We at have been dealing with SSAS’s for more years than we would like to remember, so we’ve seen pretty much all there is to see about the problems they can run into. This article looks at some of the problems that SSASs run into. We can offer an informal health check for your SSAS if your scheme is experiencing some or all of the problems listed below.

Why does a SSAS run into Difficulties?

SASSs are primarily for the small family business, and many do not have independent professional Trustees. Under these circumstances, where the Trustees and members of the scheme are also directors of the business, the scheme can run into trouble. This is because of the huge amount of time it can take to administer a SSAS properly – time that is not readily available. In addition, the scheme can sometimes be treated by the Trustees as a bank account prop-up for the business if there is no independent Trustee involved.

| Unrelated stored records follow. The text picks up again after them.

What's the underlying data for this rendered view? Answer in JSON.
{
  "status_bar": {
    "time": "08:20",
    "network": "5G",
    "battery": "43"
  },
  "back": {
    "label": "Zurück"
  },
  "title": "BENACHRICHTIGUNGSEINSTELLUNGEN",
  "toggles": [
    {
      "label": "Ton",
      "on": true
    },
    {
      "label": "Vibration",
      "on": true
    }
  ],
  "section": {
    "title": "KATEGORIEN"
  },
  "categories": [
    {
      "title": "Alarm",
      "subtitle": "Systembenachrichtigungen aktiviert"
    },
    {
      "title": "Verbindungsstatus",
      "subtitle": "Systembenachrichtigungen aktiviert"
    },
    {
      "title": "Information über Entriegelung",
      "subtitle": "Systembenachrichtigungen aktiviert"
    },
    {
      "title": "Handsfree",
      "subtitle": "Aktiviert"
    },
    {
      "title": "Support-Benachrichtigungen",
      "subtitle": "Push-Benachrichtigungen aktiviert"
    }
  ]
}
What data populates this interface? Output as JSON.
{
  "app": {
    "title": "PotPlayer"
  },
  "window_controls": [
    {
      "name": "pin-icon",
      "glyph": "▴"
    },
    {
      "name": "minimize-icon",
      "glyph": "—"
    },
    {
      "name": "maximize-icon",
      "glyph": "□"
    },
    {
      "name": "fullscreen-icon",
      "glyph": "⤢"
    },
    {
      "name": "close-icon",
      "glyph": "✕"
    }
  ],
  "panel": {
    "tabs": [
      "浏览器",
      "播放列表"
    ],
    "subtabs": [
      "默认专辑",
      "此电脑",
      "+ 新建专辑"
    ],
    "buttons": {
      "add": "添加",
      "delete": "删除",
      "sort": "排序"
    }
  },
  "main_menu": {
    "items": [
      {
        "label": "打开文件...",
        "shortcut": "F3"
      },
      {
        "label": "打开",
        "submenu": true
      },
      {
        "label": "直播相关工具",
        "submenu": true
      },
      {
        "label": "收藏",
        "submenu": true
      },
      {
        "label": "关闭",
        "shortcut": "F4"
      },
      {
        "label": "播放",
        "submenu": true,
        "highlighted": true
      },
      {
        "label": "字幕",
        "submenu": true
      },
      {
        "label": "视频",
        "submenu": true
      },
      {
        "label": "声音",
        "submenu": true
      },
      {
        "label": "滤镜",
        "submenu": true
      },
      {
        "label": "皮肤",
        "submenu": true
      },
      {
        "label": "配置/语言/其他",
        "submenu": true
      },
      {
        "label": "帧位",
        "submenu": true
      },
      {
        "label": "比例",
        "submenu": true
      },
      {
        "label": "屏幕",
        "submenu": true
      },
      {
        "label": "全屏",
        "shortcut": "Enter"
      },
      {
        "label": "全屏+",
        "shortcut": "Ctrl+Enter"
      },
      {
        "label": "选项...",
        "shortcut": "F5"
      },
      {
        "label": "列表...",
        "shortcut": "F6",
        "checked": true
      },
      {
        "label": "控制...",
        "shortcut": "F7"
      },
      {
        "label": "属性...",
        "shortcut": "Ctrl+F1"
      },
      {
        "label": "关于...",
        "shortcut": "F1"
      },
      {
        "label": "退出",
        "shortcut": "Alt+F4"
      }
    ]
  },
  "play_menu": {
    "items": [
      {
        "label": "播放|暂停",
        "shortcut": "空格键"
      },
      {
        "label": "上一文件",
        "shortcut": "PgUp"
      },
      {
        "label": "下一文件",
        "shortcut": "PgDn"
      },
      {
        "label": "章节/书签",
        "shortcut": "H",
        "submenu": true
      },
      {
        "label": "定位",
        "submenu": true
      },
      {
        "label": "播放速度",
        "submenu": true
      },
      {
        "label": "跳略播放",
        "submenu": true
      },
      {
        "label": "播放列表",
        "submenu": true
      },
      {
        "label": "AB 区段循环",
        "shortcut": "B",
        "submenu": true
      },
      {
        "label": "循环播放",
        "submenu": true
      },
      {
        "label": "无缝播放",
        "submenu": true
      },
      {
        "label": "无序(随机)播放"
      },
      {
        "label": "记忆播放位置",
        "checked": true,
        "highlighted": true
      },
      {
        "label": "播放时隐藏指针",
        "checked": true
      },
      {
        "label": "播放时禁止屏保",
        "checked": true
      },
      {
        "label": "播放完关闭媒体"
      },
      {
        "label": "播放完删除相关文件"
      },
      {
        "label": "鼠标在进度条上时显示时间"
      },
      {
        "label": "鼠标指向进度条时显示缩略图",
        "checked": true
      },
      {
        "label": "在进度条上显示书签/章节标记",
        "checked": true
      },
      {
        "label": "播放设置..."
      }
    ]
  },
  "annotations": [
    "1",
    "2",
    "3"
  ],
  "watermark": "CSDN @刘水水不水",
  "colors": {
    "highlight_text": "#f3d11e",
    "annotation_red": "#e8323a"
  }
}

We can help if your SSAS has administrative Problems

If you are running into administrative problems with your SSAS or just feel that it is not being run properly or there is a dispute between members, we can independently report on the SSAS for a small fee.

Here are a few of the common problems we encounter in Small Self-Administered Schemes if they are not run correctly.

  • No annual reports or event reporting to HMRC.
  • Unauthorised lending to the principal employer without security.
  • Members taking pension out of the fund using drawdown, but the fund has no payroll.
  • Investments in “Get Rich Quick schemes” which end up being worth nothing.
  • Non-payment of rent on properties owned by the pension fund.
  • Clear accounting and accounts being produced every year, setting down a split of the fund between members.

We have the experience and ability to turn a scheme round with our own blend of prescription medicine.

We would of course like to take on such schemes and put them in order using our Trustee, Administration and Financial Services expertise.

We are happy to have an initial informal discussion with you. If you are unhappy with your SSAS for any reason, please or call us on 0121 693 0690.

  • SSAS and Legal Entity IdentifiersWhat are Legal Entity Identifiers and Does Your SSAS Need One? From 3rd January 2018 it will be a requirement for legal entities and structures to obtain a reference called a Legal Entity Identifier (LEI) from the London Stock Exchange in order for the trustees of a SSAS to carry on investing. This» Read More
  • Mr D.B.PML always puts my interests first. Being a fairly cynical type, I have not always found it easy to be convinced that the pension adviser I am talking to for advice and guidance is genuinely prepared to put my interests before his own potential earnings from commission!
  • How we work closely with Financial Advisers (Part 2)A Financial Adviser had a client with insured pension arrangements of various amounts, including an arrangement with guaranteed annuity rates. The client wished to use his pension arrangements to purchase a commercial property that was owned by the sponsoring employer. Not surprisingly the Financial Adviser did not want to lose the» Read More